Timber harvest practices including road building, log skidding and slash disposal have caused most soil damage on forest lands. 
Nutrient recycling is a critical function of soils that historically has been damaged by treatments that negatively affect the amounts, types, and distribution of organic matter retained on site. Many years of piling and windrowing of slash using dozer blades has removed not only the litter plus duff layers but also the thin layer of organic rich mineral soil (A horizon) from large acreages of forested lands. Guidelines for retaining adequate coarse woody debris should be developed based on the site potential and be within the historic range of variability for the fire regime of the site. Coarse woody debris needs to be maintained at natural levels in the interface zone, with exception granted immediately around structures and residences. 

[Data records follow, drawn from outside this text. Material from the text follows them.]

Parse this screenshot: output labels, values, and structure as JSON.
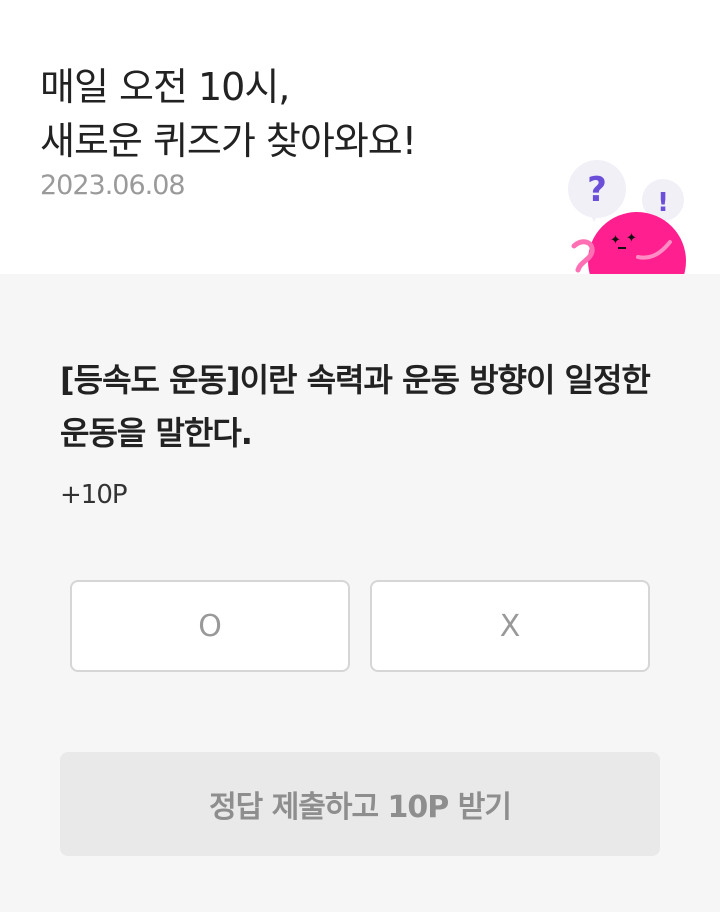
{
  "header": {
    "title_line1": "매일 오전 10시,",
    "title_line2": "새로운 퀴즈가 찾아와요!",
    "date": "2023.06.08"
  },
  "mascot": {
    "question_mark": "?",
    "exclamation_mark": "!",
    "body_color": "#ff1f8e",
    "bubble_color": "#f1f0f7"
  },
  "quiz": {
    "question": "[등속도 운동]이란 속력과 운동 방향이 일정한 운동을 말한다.",
    "points": "+10P",
    "option_o": "O",
    "option_x": "X"
  },
  "submit": {
    "label": "정답 제출하고 10P 받기"
  },
  "colors": {
    "panel_bg": "#f6f6f6",
    "submit_bg": "#e9e9e9",
    "accent_pink": "#ff1f8e",
    "accent_purple": "#6b4fd8"
  }
}
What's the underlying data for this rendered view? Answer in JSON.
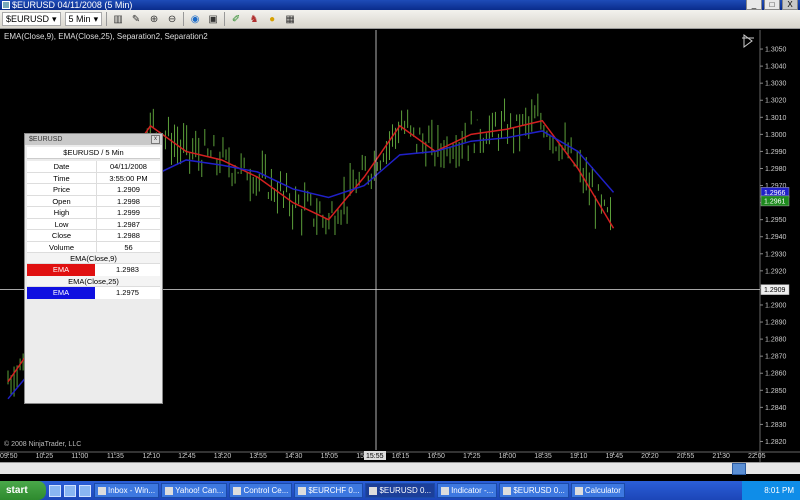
{
  "window": {
    "title": "$EURUSD  04/11/2008 (5 Min)",
    "buttons": [
      "_",
      "□",
      "X"
    ]
  },
  "toolbar": {
    "instrument": "$EURUSD",
    "interval": "5 Min",
    "icons": [
      "bar-type-icon",
      "draw-icon",
      "zoom-in-icon",
      "zoom-out-icon",
      "globe-icon",
      "data-box-icon",
      "properties-icon",
      "strategy-icon",
      "alert-icon",
      "link-icon"
    ]
  },
  "chart": {
    "indicator_label": "EMA(Close,9), EMA(Close,25), Separation2, Separation2",
    "copyright": "© 2008 NinjaTrader, LLC",
    "crosshair_time": "15:55",
    "price_markers": {
      "ema25": "1.2966",
      "ema9": "1.2961",
      "crosshair": "1.2909"
    },
    "colors": {
      "ema9": "#d42020",
      "ema25": "#2020c8",
      "bars": "#5c9f3a",
      "background": "#000000"
    }
  },
  "chart_data": {
    "type": "line",
    "title": "",
    "xlabel": "",
    "ylabel": "",
    "ylim": [
      1.2815,
      1.306
    ],
    "yticks": [
      "1.3050",
      "1.3040",
      "1.3030",
      "1.3020",
      "1.3010",
      "1.3000",
      "1.2990",
      "1.2980",
      "1.2970",
      "1.2960",
      "1.2950",
      "1.2940",
      "1.2930",
      "1.2920",
      "1.2910",
      "1.2900",
      "1.2890",
      "1.2880",
      "1.2870",
      "1.2860",
      "1.2850",
      "1.2840",
      "1.2830",
      "1.2820"
    ],
    "xticks": [
      "09:50",
      "10:25",
      "11:00",
      "11:35",
      "12:10",
      "12:45",
      "13:20",
      "13:55",
      "14:30",
      "15:05",
      "15:40",
      "16:15",
      "16:50",
      "17:25",
      "18:00",
      "18:35",
      "19:10",
      "19:45",
      "20:20",
      "20:55",
      "21:30",
      "22:05"
    ],
    "series": [
      {
        "name": "EMA(Close,9)",
        "x": [
          "09:50",
          "10:25",
          "11:00",
          "11:35",
          "12:10",
          "12:45",
          "13:20",
          "13:55",
          "14:30",
          "15:05",
          "15:40",
          "16:15",
          "16:50",
          "17:25",
          "18:00",
          "18:35",
          "19:10",
          "19:45"
        ],
        "values": [
          1.2855,
          1.2885,
          1.294,
          1.2975,
          1.3005,
          1.299,
          1.2985,
          1.2975,
          1.296,
          1.295,
          1.2975,
          1.3005,
          1.299,
          1.3,
          1.3003,
          1.3008,
          1.298,
          1.2945
        ]
      },
      {
        "name": "EMA(Close,25)",
        "x": [
          "09:50",
          "10:25",
          "11:00",
          "11:35",
          "12:10",
          "12:45",
          "13:20",
          "13:55",
          "14:30",
          "15:05",
          "15:40",
          "16:15",
          "16:50",
          "17:25",
          "18:00",
          "18:35",
          "19:10",
          "19:45"
        ],
        "values": [
          1.2845,
          1.287,
          1.2915,
          1.295,
          1.2975,
          1.2985,
          1.2982,
          1.2978,
          1.2968,
          1.2963,
          1.297,
          1.2988,
          1.299,
          1.2996,
          1.2998,
          1.3002,
          1.299,
          1.2966
        ]
      }
    ]
  },
  "data_window": {
    "title": "$EURUSD",
    "header": "$EURUSD / 5 Min",
    "rows": [
      {
        "k": "Date",
        "v": "04/11/2008"
      },
      {
        "k": "Time",
        "v": "3:55:00 PM"
      },
      {
        "k": "Price",
        "v": "1.2909"
      },
      {
        "k": "Open",
        "v": "1.2998"
      },
      {
        "k": "High",
        "v": "1.2999"
      },
      {
        "k": "Low",
        "v": "1.2987"
      },
      {
        "k": "Close",
        "v": "1.2988"
      },
      {
        "k": "Volume",
        "v": "56"
      }
    ],
    "ema9_header": "EMA(Close,9)",
    "ema9": {
      "k": "EMA",
      "v": "1.2983"
    },
    "ema25_header": "EMA(Close,25)",
    "ema25": {
      "k": "EMA",
      "v": "1.2975"
    }
  },
  "taskbar": {
    "start": "start",
    "buttons": [
      "Inbox - Win...",
      "Yahoo! Can...",
      "Control Ce...",
      "$EURCHF 0...",
      "$EURUSD 0...",
      "Indicator -...",
      "$EURUSD 0...",
      "Calculator"
    ],
    "clock": "8:01 PM"
  }
}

Control of livestock concentration, especially in sensitive riparian areas is essential to maintaining soil porosity and bulk density. The moist soils in these areas become compacted by concentrations of cattle in only a few days. Gentle upland ridge tops and swales are other "gathering places" for cattle that require special efforts to control their distribution to protect soils from detrimental compaction. 
The process of nutrient cycling on the forest lands is primarily effected through fire; this recycling is key to forest and grassland ecosystem health. Therefore, the use of fire when treating vegetation should be in accordance with the natural fire regime for the site, and organic matter left on site should be within the natural historic range of variability for the site type. 
Mycorrhizal fungi are an essential component of productive soil. Most regeneration failures may be due to problems with mycorrhizae. Monitoring mycorrhizae needs to be part of soil condition assessments. Mycorrhizae are very temperature sensitive, so soil temperatures need to be monitored.
Monitoring of detrimental soil disturbances needs to include: compaction, displacement, rutting, severe burning, erosion, loss of surface organic matter (especially coarse woody debris), soil mass movement, soil temperature, and damage to micro-biological components of soil (especially mycorrhizal fungi). 
Given that monitoring has demonstrated an extensive legacy of soil damage, it is time to include that information in watershed health assessments. There needs to be an inventory of where these highly damaged soils occur and the extent to which they are damaged. The Forest Plan needs to quantify the acreages by watershed and do cumulative effects analysis, including the road systems to understand the full impact management has had on watershed health.